_What is needed_. Each record below should be given again exactly as it reads.

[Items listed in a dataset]
Content starts

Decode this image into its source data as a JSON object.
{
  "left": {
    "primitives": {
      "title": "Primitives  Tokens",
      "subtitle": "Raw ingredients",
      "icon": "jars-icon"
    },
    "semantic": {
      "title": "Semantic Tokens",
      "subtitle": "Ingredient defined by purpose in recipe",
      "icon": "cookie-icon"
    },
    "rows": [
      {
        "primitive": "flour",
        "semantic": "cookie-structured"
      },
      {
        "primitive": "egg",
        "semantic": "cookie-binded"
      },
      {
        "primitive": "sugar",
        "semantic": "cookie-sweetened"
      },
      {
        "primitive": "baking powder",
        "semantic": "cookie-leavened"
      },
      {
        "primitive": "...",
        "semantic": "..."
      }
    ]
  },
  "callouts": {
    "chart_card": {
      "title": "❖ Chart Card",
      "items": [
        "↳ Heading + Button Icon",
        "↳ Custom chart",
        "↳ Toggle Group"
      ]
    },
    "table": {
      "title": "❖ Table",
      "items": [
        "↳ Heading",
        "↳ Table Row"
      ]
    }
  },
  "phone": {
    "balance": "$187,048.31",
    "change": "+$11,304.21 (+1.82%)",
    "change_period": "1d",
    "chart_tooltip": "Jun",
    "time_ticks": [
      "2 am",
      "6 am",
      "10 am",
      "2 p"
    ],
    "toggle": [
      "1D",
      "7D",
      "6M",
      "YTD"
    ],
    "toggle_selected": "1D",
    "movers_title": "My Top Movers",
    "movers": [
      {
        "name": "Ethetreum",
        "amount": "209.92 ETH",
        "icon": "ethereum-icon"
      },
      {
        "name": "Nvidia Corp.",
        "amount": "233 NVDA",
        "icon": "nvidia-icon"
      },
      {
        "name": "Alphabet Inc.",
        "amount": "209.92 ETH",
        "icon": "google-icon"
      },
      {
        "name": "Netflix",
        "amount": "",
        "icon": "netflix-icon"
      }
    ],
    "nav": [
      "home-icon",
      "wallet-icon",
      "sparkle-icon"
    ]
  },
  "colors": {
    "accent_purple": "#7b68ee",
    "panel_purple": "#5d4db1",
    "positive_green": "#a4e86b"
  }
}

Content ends

_Worked solution_.
Decode this image into its source data as a JSON object.
{
  "left": {
    "primitives": {
      "title": "Primitives  Tokens",
      "subtitle": "Raw ingredients",
      "icon": "jars-icon"
    },
    "semantic": {
      "title": "Semantic Tokens",
      "subtitle": "Ingredient defined by purpose in recipe",
      "icon": "cookie-icon"
    },
    "rows": [
      {
        "primitive": "flour",
        "semantic": "cookie-structured"
      },
      {
        "primitive": "egg",
        "semantic": "cookie-binded"
      },
      {
        "primitive": "sugar",
        "semantic": "cookie-sweetened"
      },
      {
        "primitive": "baking powder",
        "semantic": "cookie-leavened"
      },
      {
        "primitive": "...",
        "semantic": "..."
      }
    ]
  },
  "callouts": {
    "chart_card": {
      "title": "❖ Chart Card",
      "items": [
        "↳ Heading + Button Icon",
        "↳ Custom chart",
        "↳ Toggle Group"
      ]
    },
    "table": {
      "title": "❖ Table",
      "items": [
        "↳ Heading",
        "↳ Table Row"
      ]
    }
  },
  "phone": {
    "balance": "$187,048.31",
    "change": "+$11,304.21 (+1.82%)",
    "change_period": "1d",
    "chart_tooltip": "Jun",
    "time_ticks": [
      "2 am",
      "6 am",
      "10 am",
      "2 p"
    ],
    "toggle": [
      "1D",
      "7D",
      "6M",
      "YTD"
    ],
    "toggle_selected": "1D",
    "movers_title": "My Top Movers",
    "movers": [
      {
        "name": "Ethetreum",
        "amount": "209.92 ETH",
        "icon": "ethereum-icon"
      },
      {
        "name": "Nvidia Corp.",
        "amount": "233 NVDA",
        "icon": "nvidia-icon"
      },
      {
        "name": "Alphabet Inc.",
        "amount": "209.92 ETH",
        "icon": "google-icon"
      },
      {
        "name": "Netflix",
        "amount": "",
        "icon": "netflix-icon"
      }
    ],
    "nav": [
      "home-icon",
      "wallet-icon",
      "sparkle-icon"
    ]
  },
  "colors": {
    "accent_purple": "#7b68ee",
    "panel_purple": "#5d4db1",
    "positive_green": "#a4e86b"
  }
}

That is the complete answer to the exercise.